their right to liberty. Orders of the court are meant to be obeyed,” said Lawyer Sallah-Njie.

Prosecutor Jarjue wanted to refer the court to what he said earlier but the defence counsel interjected thus telling the State counsel to reply on points of law and not to reiterate his earlier argument.

“Let me make my submission or I will not sit down. Let her allow us
to make our submission. She did not raise a single law so there is no need to reply on points of law. I will allow the court to do a ruling,” said the prosecutor.

In his ruling, the presiding magistrate said he will urge both parties,
especially the counsels in the matter, to go through the case file
especially the one taking over. He added that the one handing over the case should properly brief the one taking over it otherwise it will bring misunderstanding.

Magistrate Abeke therefore over ruled the prosecution’s objection on the delivery of a ruling on the matter.

The trial magistrate said he has read through the arguments of both parties and that in his prior ruling he had told the prosecution to go and put their house in order and to seek the consent of the Attorney General and that the charges are incompetent.

He said he had also ordered for the accused persons to be granted police bail.

Magistrate Abeke said the defence counsels argued that they were denied access to their clients. He said they did not tell the court what they did to secure the bail of the accused persons and that they
have not exhibited it and as such the court cannot speculate.

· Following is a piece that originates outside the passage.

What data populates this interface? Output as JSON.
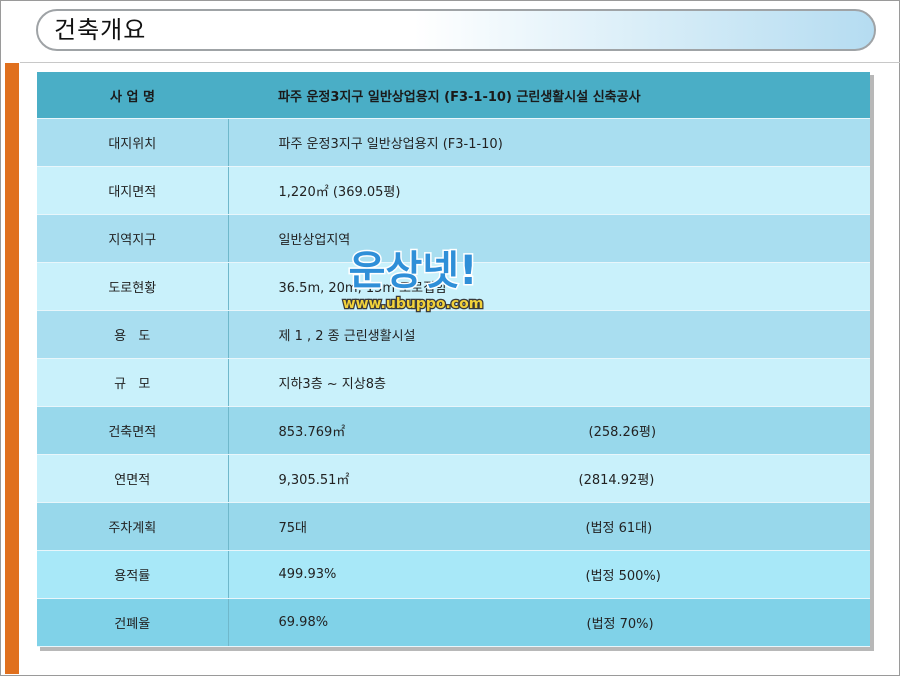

“In my ruling on the 12 of May 2016, I advised the defence to apply for a police bail and the court cannot make any order when the accused persons are not before the court. The charges were not even read to them and they are not arraigned and they are not before the court and as such the court cannot do anything about it,” said Magistrate Abeke.

At this juncture, Lawyer Sallah-Njie said based on the ruling, she is
applying for the charges to be struck out. “When charges are found
to be incompetent, they ought to be struck out as required by the law,” said the defence counsel.

Responding to the defence counsel’s application, the prosecution argued that the ruling was very clear and that there is nothing before the court.
He added that he is very surprised to hear such an application from the defence. He said they are applying for a short adjournment to enable them file fresh charges.

“For records purposes, my application is for the charges to be struck
out, not the process. If there is nothing before this court, why
should we adjourn the case? When charges are improper, they should be
struck out and the application for adjournment is misconceived,” submitted Barrister Sallah-Njie.

She further said that certain issues were raised which were ignored in the ruling of the magistrate such as the right of the vulnerable. “These issues are still relevant because you can hear the cry of a baby in court,” said Barrister Sallah-Njie.

However, the presiding magistrate said he has repeatedly been telling the prosecution to go back and put their house in order and which they did not do but instead handed over the case to the State. He said even
the application for an adjournment is not before him.

“My hands are tied and the state should go back with their case,” ruled Magistrate Abeke.